REQUIRED WORK: Find every line in the records that holds the string "Options". Copy each one.

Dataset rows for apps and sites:

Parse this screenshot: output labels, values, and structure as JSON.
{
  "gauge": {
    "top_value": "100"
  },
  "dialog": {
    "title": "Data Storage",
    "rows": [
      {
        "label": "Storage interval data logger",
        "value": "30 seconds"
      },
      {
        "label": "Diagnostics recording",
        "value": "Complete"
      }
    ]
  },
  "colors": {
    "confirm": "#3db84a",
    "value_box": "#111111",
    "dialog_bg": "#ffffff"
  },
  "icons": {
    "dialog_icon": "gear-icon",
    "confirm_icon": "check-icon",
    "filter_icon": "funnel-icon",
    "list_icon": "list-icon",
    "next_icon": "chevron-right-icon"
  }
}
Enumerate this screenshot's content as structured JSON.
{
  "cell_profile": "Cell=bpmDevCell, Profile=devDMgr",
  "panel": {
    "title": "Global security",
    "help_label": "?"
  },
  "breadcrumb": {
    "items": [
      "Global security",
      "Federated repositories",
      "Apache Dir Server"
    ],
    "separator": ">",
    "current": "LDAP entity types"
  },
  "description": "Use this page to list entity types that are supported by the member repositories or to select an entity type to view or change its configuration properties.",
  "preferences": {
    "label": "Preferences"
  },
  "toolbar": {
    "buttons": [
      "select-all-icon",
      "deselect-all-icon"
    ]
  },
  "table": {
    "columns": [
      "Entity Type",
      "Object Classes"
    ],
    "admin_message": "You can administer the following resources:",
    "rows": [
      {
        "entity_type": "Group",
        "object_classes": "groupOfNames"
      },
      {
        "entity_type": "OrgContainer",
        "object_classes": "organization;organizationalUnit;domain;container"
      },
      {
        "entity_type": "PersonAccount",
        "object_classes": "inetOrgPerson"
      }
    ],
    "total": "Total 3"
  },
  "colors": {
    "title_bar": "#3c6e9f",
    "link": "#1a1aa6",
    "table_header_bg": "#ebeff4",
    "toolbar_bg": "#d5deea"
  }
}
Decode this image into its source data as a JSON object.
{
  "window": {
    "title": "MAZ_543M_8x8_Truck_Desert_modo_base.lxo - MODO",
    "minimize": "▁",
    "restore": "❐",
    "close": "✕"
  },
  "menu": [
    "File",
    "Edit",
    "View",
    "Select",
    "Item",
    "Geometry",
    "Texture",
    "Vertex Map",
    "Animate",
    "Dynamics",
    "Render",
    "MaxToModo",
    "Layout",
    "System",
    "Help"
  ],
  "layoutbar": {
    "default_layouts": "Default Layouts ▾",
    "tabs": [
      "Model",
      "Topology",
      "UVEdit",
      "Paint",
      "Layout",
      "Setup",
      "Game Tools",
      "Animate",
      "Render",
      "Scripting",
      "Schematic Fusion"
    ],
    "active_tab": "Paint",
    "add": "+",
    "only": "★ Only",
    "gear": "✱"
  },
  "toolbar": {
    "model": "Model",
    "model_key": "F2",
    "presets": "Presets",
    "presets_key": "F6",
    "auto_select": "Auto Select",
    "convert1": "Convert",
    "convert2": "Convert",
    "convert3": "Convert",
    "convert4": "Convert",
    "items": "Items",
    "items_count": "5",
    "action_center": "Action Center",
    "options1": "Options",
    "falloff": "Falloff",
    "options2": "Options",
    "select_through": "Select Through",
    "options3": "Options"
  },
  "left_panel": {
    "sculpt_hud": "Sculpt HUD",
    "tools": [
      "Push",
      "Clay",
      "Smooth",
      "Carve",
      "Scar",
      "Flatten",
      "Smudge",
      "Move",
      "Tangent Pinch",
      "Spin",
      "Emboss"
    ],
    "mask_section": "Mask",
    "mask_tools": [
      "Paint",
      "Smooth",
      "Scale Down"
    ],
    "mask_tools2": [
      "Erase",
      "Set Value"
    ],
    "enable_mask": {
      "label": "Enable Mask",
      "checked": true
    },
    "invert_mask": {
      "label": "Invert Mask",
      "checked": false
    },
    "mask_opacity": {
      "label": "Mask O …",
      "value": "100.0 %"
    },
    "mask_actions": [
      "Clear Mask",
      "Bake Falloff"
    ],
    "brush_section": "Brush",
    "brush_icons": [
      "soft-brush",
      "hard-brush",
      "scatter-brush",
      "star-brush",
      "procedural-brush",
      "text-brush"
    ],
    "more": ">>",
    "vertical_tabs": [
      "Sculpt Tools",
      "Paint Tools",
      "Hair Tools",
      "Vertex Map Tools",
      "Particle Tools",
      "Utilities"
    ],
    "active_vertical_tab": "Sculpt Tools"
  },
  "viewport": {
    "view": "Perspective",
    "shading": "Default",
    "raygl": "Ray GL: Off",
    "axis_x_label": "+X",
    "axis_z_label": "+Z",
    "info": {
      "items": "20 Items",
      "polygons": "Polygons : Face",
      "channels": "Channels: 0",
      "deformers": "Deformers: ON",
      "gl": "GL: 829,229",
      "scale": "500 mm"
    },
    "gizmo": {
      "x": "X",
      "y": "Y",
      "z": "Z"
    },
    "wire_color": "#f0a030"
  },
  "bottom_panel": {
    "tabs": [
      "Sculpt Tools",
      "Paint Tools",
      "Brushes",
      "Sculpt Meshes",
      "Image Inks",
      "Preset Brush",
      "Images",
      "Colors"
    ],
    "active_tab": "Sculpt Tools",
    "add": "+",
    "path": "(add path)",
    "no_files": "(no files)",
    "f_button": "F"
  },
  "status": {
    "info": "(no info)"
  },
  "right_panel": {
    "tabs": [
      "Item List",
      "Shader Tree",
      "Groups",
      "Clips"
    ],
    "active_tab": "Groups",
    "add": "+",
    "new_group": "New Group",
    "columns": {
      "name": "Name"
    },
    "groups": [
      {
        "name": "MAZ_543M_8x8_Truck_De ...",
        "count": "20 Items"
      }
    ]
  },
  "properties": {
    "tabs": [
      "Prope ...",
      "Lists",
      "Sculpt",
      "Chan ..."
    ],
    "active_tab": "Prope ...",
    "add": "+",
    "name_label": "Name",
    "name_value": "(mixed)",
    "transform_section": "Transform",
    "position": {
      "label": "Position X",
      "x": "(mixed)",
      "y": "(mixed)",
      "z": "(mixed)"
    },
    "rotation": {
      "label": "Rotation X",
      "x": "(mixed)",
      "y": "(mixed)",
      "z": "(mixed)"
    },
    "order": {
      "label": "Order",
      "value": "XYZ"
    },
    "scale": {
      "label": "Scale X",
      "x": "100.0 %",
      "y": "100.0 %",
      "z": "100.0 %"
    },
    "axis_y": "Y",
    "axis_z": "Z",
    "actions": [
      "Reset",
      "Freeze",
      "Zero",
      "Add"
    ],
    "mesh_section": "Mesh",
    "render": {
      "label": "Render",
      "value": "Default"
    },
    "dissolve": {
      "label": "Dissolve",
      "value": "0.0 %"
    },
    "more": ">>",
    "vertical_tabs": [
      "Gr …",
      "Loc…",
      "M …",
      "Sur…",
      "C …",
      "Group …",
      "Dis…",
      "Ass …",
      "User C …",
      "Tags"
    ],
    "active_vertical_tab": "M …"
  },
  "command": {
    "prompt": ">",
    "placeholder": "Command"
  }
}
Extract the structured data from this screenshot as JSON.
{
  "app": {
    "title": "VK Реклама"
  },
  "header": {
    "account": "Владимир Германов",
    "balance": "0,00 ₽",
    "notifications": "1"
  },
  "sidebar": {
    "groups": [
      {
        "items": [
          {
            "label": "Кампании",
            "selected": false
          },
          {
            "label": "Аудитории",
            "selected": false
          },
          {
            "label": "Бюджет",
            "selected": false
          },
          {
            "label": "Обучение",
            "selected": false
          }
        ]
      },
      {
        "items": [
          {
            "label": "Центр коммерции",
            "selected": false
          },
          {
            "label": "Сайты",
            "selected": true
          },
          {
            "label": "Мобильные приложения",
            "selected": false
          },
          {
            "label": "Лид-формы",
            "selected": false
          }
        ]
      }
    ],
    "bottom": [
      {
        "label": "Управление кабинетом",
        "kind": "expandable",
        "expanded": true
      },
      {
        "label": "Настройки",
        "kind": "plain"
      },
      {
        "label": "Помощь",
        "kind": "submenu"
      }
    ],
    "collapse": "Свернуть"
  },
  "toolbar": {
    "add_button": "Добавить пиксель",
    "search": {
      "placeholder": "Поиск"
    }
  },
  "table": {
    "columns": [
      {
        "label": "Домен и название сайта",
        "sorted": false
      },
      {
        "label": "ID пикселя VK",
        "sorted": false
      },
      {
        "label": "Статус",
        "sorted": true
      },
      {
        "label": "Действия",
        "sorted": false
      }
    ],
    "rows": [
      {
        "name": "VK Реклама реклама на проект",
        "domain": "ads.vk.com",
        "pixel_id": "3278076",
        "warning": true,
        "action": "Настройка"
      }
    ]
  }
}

ANSWER TO THIS EXERCISE:
    "options1": "Options",
    "options2": "Options",
    "options3": "Options"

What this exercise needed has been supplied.